SENATORS APPLAUD PASSAGE OF SB 250

FOR IMMEDIATE RELEASE

Contact: Elliot Schultz

(603) 271 – 4154

March 16, 2006

Senators Applaud Passage of SB 250

Concord , NH Senate Bill 250 passed the Senate unanimouslyby voice vote. The bill addresses lead paint point poisoning, as it clarifies enforcement procedures and the removal of the hazardous material and establishes a committee to study matters relative to lead-based substances.

This legislation allows the Department of Health and Human Services (DHHS) to work more efficiently with property owners to address the issue of lead-based hazards and allows DHHS to be more proactive in terms of lead poisoning in children. If a property is known to contain lead based hazards, DHHS has the authority, under Senate Bill 250 to intervene before the poisoning takes place.

Currently, the law states the Commissioner of DHHS must impose administrative fines if an order to remove lead hazards is not followed, however they have no means to enforce their decisions. Under Senate Bill 250 DHHS has the ability to follow through with their decisions, and if appropriate, take harsher steps then just imposing administrative fines. Senate Bill 250 also stipulates that the removal of the lead based material must be completed within 90 days, unless the Commissioner agrees to extend the order for 60 additional days.

Senator Lou D’Allesandro (D- Manchester) remarked, “Lead poisoning is still a critical health problem for children. Last year there were 173 cases of lead poisoning in the city of Manchester; this was the highest number inthe state. Lead poisoning causes developmental delays and other persistenthealth problems in children. We must do everything in our power to ensure the safety of children and the fact that DHHS can be proactive rather than reactive is the solution.”

Senator Maggie Hassan (D- Exeter) added, “This legislation will allow DHHS to work more efficiently with property owners to address the issue of lead based hazards.

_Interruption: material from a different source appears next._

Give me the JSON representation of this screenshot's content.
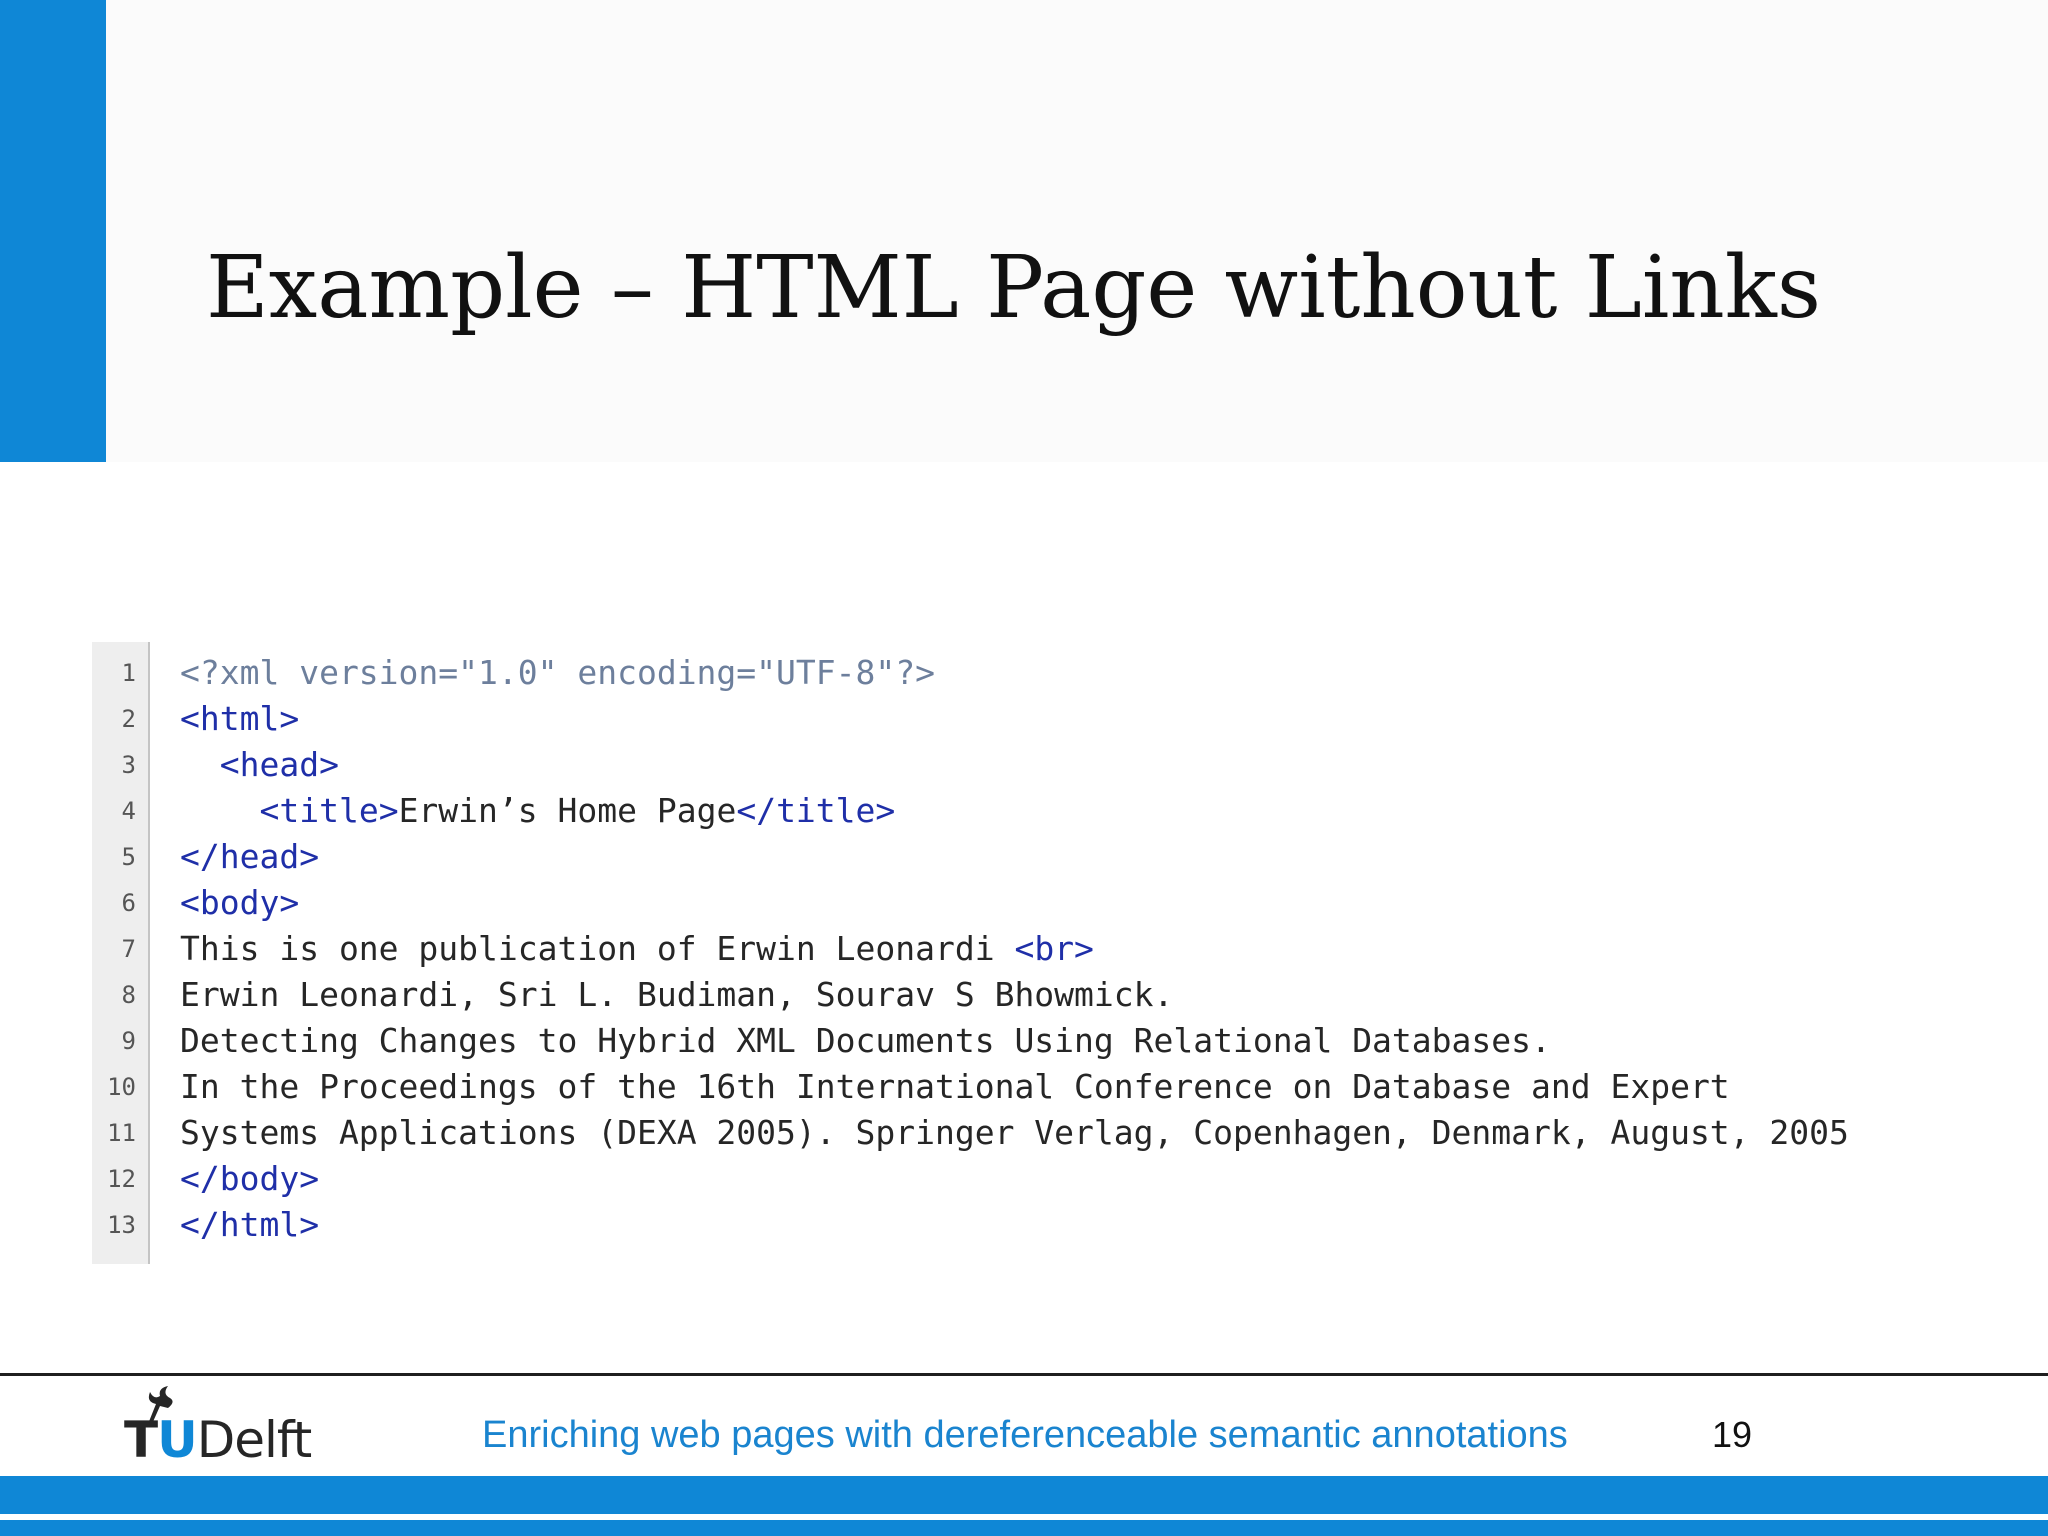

Currently the law does not allow meaningful steps to be taken until lead poisoning has already occurred in a child and damage has been done.”

Senate Bill 250 has been sent to the House where it will await further action.